Feb 21, 2014
Statement from Chairperson Rafael Moure-Eraso on California Refinery Safety Interagency Working Group Final Report
I heartily applaud the findings and recommendations contained in the final report of the California Interagency Working Group on Refinery Safety entitled “Improving Public and Worker Safety at Oil Refineries.” It’s an initiative undertaken by Governor Jerry Brown following the 2012 Chevron refinery fire in Richmond, California.
This report is an important milestone for improving refinery safety across the State of California and effectively addressing many of the CSB’s safety recommendations contained in our Chevron refinery accident report released in April 2013.
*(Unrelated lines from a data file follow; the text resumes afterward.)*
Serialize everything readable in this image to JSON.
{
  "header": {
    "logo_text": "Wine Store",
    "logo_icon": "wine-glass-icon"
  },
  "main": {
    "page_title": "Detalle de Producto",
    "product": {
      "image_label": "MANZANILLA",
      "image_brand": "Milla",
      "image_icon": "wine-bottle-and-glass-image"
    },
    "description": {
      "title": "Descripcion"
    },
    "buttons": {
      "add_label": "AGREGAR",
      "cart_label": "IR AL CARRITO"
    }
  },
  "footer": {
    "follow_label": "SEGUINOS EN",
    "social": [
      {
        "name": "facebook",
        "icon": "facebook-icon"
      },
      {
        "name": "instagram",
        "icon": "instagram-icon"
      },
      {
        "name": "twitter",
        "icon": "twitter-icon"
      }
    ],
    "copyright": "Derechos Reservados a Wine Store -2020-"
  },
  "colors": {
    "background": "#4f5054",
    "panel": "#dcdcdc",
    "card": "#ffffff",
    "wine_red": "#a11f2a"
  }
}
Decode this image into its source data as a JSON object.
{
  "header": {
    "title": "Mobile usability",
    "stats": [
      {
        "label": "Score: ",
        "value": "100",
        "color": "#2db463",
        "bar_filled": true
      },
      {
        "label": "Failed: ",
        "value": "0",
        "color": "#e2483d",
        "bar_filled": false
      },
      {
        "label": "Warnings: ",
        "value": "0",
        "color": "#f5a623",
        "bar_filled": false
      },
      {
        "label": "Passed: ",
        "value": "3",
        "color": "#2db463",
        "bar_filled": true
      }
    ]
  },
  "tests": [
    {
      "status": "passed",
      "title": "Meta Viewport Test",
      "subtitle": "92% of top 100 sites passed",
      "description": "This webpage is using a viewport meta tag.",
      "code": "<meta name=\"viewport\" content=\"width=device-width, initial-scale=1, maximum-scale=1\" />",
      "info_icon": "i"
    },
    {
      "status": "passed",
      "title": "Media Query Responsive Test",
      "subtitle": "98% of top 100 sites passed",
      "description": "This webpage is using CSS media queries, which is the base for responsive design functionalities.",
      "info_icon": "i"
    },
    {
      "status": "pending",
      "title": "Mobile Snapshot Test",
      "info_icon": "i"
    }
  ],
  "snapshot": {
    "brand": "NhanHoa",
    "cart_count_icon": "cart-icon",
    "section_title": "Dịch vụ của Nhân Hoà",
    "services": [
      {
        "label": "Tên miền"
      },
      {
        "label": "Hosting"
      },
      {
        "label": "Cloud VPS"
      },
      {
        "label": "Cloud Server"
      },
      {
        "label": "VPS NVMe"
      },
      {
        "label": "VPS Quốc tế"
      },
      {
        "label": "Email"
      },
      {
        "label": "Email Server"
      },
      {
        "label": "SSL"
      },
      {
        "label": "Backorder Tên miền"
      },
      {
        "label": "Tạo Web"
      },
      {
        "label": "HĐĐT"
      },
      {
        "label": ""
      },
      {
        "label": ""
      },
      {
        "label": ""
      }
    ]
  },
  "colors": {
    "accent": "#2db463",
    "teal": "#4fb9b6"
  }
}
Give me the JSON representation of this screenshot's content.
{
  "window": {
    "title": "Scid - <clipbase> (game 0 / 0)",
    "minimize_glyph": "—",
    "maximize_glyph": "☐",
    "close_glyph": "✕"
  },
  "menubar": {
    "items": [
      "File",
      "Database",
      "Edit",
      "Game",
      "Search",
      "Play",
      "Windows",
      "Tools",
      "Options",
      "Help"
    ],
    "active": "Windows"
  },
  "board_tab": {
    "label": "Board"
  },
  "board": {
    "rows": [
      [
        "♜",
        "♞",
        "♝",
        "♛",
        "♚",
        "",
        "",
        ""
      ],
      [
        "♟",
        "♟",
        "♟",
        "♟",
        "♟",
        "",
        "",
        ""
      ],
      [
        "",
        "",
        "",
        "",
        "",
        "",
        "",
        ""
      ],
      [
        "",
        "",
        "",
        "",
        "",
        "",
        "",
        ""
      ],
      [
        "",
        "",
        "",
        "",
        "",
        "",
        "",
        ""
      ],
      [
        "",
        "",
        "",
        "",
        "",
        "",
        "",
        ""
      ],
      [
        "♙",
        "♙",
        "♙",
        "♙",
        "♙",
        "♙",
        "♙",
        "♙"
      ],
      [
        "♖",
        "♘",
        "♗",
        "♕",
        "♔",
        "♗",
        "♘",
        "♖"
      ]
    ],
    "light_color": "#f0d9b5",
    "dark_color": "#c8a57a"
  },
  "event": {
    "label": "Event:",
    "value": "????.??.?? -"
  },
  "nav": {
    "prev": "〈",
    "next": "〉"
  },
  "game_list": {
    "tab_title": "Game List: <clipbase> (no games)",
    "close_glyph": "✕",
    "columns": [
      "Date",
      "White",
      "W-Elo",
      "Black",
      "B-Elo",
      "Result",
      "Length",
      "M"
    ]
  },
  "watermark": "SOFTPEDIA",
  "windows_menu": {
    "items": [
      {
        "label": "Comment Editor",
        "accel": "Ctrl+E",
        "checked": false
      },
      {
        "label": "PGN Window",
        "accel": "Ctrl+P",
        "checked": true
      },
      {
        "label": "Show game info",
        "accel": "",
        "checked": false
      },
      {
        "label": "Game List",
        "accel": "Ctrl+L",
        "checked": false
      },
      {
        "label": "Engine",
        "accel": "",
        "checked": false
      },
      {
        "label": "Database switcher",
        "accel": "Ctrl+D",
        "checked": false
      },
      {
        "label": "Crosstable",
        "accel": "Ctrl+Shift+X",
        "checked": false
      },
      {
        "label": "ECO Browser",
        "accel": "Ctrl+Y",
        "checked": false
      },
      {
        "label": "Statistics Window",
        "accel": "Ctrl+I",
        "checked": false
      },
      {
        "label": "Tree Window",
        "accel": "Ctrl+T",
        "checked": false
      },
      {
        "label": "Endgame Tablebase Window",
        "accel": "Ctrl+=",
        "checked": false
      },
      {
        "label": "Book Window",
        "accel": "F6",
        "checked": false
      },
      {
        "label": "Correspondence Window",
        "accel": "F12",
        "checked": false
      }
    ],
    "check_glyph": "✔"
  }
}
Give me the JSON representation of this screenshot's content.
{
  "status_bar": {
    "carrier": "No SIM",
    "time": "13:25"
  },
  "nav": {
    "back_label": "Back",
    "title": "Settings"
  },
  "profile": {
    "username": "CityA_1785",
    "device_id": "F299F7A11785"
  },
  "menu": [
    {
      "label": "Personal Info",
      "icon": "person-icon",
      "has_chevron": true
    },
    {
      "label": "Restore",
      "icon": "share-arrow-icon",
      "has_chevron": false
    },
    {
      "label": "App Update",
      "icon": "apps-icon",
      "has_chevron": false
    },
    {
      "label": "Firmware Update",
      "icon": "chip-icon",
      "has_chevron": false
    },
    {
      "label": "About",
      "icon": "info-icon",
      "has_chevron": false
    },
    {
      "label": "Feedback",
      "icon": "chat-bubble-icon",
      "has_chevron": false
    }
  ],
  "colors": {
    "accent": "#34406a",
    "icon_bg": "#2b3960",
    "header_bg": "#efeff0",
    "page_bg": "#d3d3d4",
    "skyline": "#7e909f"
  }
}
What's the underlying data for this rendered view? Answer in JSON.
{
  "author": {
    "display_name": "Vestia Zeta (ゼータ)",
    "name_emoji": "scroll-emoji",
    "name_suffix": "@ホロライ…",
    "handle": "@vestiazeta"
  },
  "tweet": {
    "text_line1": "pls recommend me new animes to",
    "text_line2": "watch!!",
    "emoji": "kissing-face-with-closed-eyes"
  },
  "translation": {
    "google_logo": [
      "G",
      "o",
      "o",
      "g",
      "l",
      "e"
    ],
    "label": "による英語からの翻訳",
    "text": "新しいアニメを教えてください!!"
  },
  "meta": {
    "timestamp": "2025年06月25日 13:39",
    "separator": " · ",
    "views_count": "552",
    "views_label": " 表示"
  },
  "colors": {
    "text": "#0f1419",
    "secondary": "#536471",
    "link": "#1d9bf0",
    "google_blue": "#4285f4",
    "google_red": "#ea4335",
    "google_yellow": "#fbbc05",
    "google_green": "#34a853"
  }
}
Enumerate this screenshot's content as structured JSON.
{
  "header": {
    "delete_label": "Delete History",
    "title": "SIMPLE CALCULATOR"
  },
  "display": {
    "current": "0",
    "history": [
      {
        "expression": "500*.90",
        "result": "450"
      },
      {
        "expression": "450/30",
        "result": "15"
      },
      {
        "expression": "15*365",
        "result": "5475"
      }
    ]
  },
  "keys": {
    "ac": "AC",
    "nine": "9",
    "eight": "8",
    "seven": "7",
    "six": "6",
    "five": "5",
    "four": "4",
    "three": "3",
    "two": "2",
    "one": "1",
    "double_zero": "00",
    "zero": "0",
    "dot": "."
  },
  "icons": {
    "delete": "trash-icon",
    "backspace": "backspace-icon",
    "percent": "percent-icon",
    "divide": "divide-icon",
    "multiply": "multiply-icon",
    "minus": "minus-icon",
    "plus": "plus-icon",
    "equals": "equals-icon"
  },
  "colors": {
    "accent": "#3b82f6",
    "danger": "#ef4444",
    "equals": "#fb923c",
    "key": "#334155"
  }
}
The working group’s final report includes a number of strong recommendations which are in alignment with the CSB’s recommendations: that refineries should implement inherently safer systems to the greatest extent feasible; use formal techniques to evaluate the effectiveness of process safeguards; and perform damage mechanism hazard reviews to ensure corrosion hazards are accurately identified before accidents occur.
Furthermore the Working Group report recommends requiring companies to complete root cause analyses after significant accidents or releases, to explicitly account for human factors and organizational changes, and to perform periodic safety culture assessments.
Finally, the report indicates California will continue to pursue broader regulatory reforms, including what is called the “safety case” system that is already used overseas as well as in the U.S. space and nuclear sectors. The safety case system is extensively discussed in a CSB draft report that was made public in December 2013. Under the safety case system, refineries would have to demonstrate in advance to a competent, well-funded regulator that they have eliminated or properly managed process safety risks using modern standards and practices – with the goal of reducing risk “as low as reasonably practicable.” The use of inherently safer designs and technologies is integral to the safety case system.
California is also in the process of tripling its force of specialized refinery safety inspectors, an initiative that is essential for the success of any regulatory system.
A serious incident last week at the Tesoro refinery in Martinez, California, where two operators were sprayed and burned by corrosive sulfuric acid underscores the ongoing risks to refinery workers unless the highest safety standards are in place. I am pleased to see the State of California taking aggressive action in response to this serious incident, by barring the restart of the Tesoro alkylation unit until safety is improved.
I commend the Governor’s working group on its final report and wholeheartedly support the state’s initiatives. These will ensure that the CSB’s recommendations are fully implemented and have a positive impact on the refineries and communities across the state – preventing accidents, saving workers’ lives and protecting nearby communities.